My parents and brother in front of the claw store.

As we ventured empty-handed back onto the street we were laughing at how silly the claw machine really is. We thought the claw store was weird, but perhaps not as strange as the remainder of our time in the neighborhood. As we turned the corner, we walked past a store front in which we could only see spoils of wire. Was this a hardware store? I don’t think so; we peered in the windows and literally saw a wide array of spoils of various gauge wires. How does this wire shop stay in business?

Next up on on our walk was running into a wide variety of vintage video games. It was pretty funny to see the sidewalk full of baskets of old Nintendo games. Unfortunately, I wasn’t sure if the games would be compatible with the U.S. versions of our Nintendo systems. Also, I think we got rid of our NES and Gameboy about 10-15 years ago.

Super Nintendo

Well, we didn’t really buy anything in Akihabara. It was entertaining enough just to see what you could possibly buy there. Speaking of buying random stuff, we checked out a bargain department store named Don Quijote shortly after. As I recall, the building was at least 7 floors of chaotic rows of everything imaginable. Ok, maybe not everything imaginable, but the haphazard layout of goods made it seem like a truly bizarre collection of things. Hello Kitty cameras sat next to blenders, which sat next to trucker hats for Knoxville, TN. Don Quijote is a great place to buy cheap souvenirs, however, we were mostly confused who bought most of this stuff.
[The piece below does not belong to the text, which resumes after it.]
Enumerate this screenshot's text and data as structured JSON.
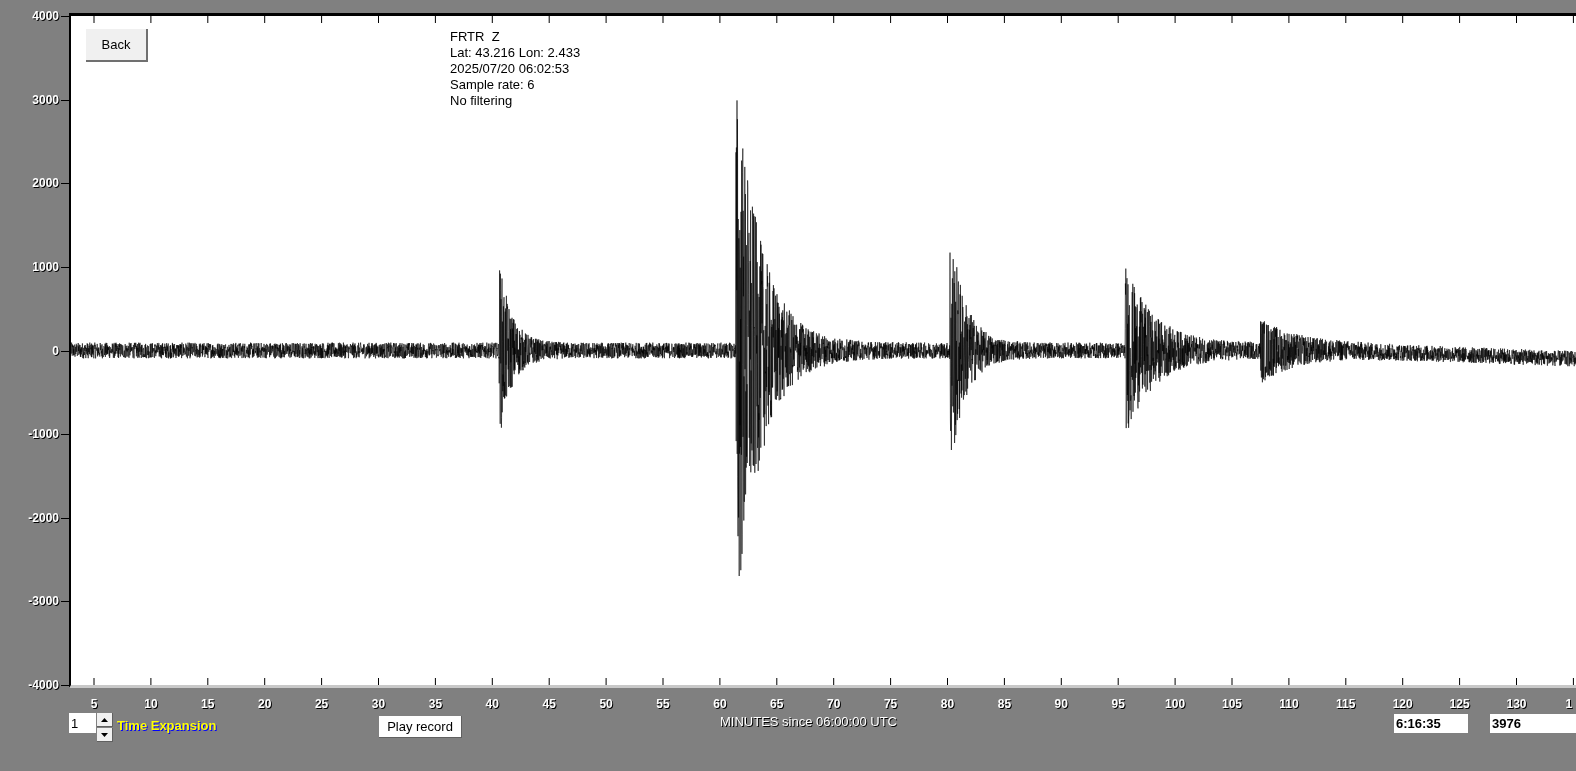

I’m probably forgetting some of the most unusual things available, but the eclectic nature of the store was overwhelmingly weird.

Look for the blue Penguin to find Don Quijote.
Well, I didn’t take many pictures inside of Don Quijote, but here is one. In retrospect, I probably should have take a picture of the random pink jumpsuits, the extensive knock-off Crocs sections, or the seemingly year-round Halloween costume section.

Before wrapping up this entry, I wanted to point out one more place: The @home cafe. We did not go to the @home cafe, but the idea is apparently that the waitresses dress up as maids (see the picture below, the stereotypical black and white French maid costume). I’m not exactly sure how it works but it sounds like the ‘maids’ are particularly subservient and attempt to cater to the fantasy of customers. I certainly don’t mean to lay any judgment or anything, but the idea of the maid cafe is a little uncomfortable to me. It may have ended up being a fun experience, but I think I mostly would have felt bad or embarrassed to have been there. Maybe it was just extensive marketing out on the streets of Akihabara, but the maid cafes seemed pretty popular; so, maybe we really missed out though.

@home cafe
While we didn’t go to the @home cafe, the waitresses are dressed as maids and really make you feel at home from my understanding.

Well, that’s a wrap on the Akihabara district of Tokyo. We had a really good time walking around and this area really felt like Tokyo to me. I had never been to Tokyo, but this area displayed a lot of what I thought about when I thought about Tokyo prior to going. Perhaps this just means I had a stereotypical view of Tokyo, which is too bad or a little shameful. However, there is a fairly sizable culture or subculture within Tokyo that Akihabara showcases very well. As we visited several other neighborhoods later in our visit, the complexity of Tokyo and Japanese culture were greatly magnified as well.